The CSF constitutes compensation by the United States for defence and logistics spending undertaken by Pakistan as part of the US war against terrorism. Pakistan has received close to $13 billion in CSF reimbursements since 2001. For the current fiscal year, Pakistan has budgeted $1.5 billion or Rs154 billion on account of CSF disbursements.
The CSF transfers were originally supposed to dry up with the withdrawal of US forces from Afghanistan. After the 2011 Nato attack on Pakistani defence outposts in Salala, which resulted in the deaths of 24 Pakistani soldiers, both the sides rewrote the rules of engagements.
The US had agreed to keep reimbursing the cost of fighting the war under a certain formula as long as Pakistan continues its support for the US-led war in Afghanistan.
Besides the CSF reimbursements, the US also provides assistance to replace obsolete military equipment under another counter terrorism capability fund, which is administered by Pentagon.
Yet even as military assistance is picking up, civilian assistance that is channeled through the government is coming to zero.

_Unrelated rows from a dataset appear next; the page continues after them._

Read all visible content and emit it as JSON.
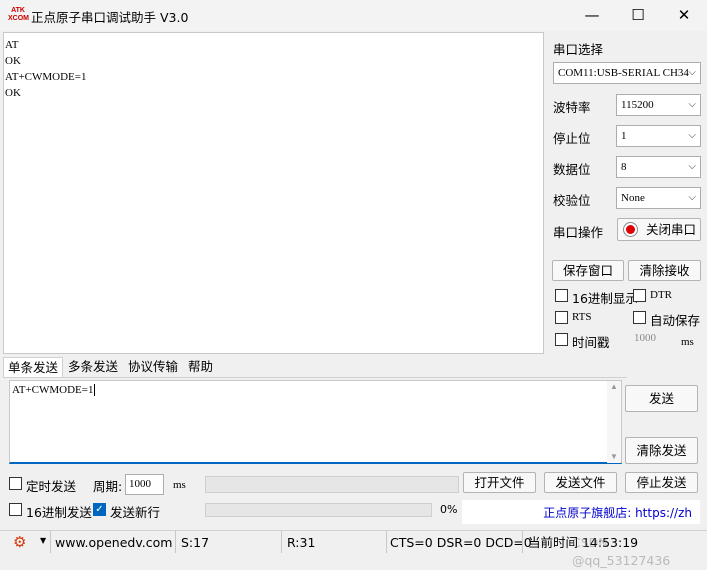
{
  "window": {
    "title": "正点原子串口调试助手 V3.0",
    "logo_text": "ATK\nXCOM",
    "minimize": "—",
    "maximize": "☐",
    "close": "✕"
  },
  "receive": {
    "lines": [
      "AT",
      "OK",
      "AT+CWMODE=1",
      "OK"
    ]
  },
  "panel": {
    "port_select_label": "串口选择",
    "port_value": "COM11:USB-SERIAL CH34",
    "baud_label": "波特率",
    "baud_value": "115200",
    "stop_label": "停止位",
    "stop_value": "1",
    "data_label": "数据位",
    "data_value": "8",
    "parity_label": "校验位",
    "parity_value": "None",
    "port_op_label": "串口操作",
    "close_port_btn": "关闭串口",
    "save_window_btn": "保存窗口",
    "clear_recv_btn": "清除接收",
    "hex_display": "16进制显示",
    "dtr": "DTR",
    "rts": "RTS",
    "auto_save": "自动保存",
    "timestamp": "时间戳",
    "timestamp_ms": "1000",
    "ms_unit": "ms",
    "hex_display_checked": false,
    "dtr_checked": false,
    "rts_checked": false,
    "auto_save_checked": false,
    "timestamp_checked": false
  },
  "tabs": [
    "单条发送",
    "多条发送",
    "协议传输",
    "帮助"
  ],
  "send": {
    "text": "AT+CWMODE=1",
    "send_btn": "发送",
    "clear_send_btn": "清除发送",
    "timed_send": "定时发送",
    "timed_send_checked": false,
    "period_label": "周期:",
    "period_value": "1000",
    "period_unit": "ms",
    "open_file_btn": "打开文件",
    "send_file_btn": "发送文件",
    "stop_send_btn": "停止发送",
    "hex_send": "16进制发送",
    "hex_send_checked": false,
    "send_newline": "发送新行",
    "send_newline_checked": true,
    "progress_percent": "0%",
    "progress_value": 0,
    "forum_link": "正点原子旗舰店: https://zh"
  },
  "statusbar": {
    "website": "www.openedv.com",
    "sent": "S:17",
    "received": "R:31",
    "lines": "CTS=0 DSR=0 DCD=0",
    "time": "当前时间 14:53:19",
    "watermark": "CSDN @qq_53127436"
  },
  "colors": {
    "accent": "#0067c0",
    "link": "#0000cc",
    "red_indicator": "#e00000"
  }
}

According to the Finance Ministry’s budgetary books presented to the National Assembly last month, the country received only Rs5.2 billion or $50 million in direct civilian assistance in fiscal 2015 under the Kerry Lugar Act. The US had promised to give $7.5 billion in aid to Pakistan under the Kerry Lugar Act from 2010 to 2015 at $1.5 billion per annum.
However, the actual disbursements were far less than the promised under the Act. For the new fiscal year, the government expects nothing under the Kerry Lugar Act. The US is disbursing nearly all of its civilian assistance through international aid organisations but the government cannot track this spending, said an Economic Affairs Division official.
Published in The Express Tribune, July 24th, 2015.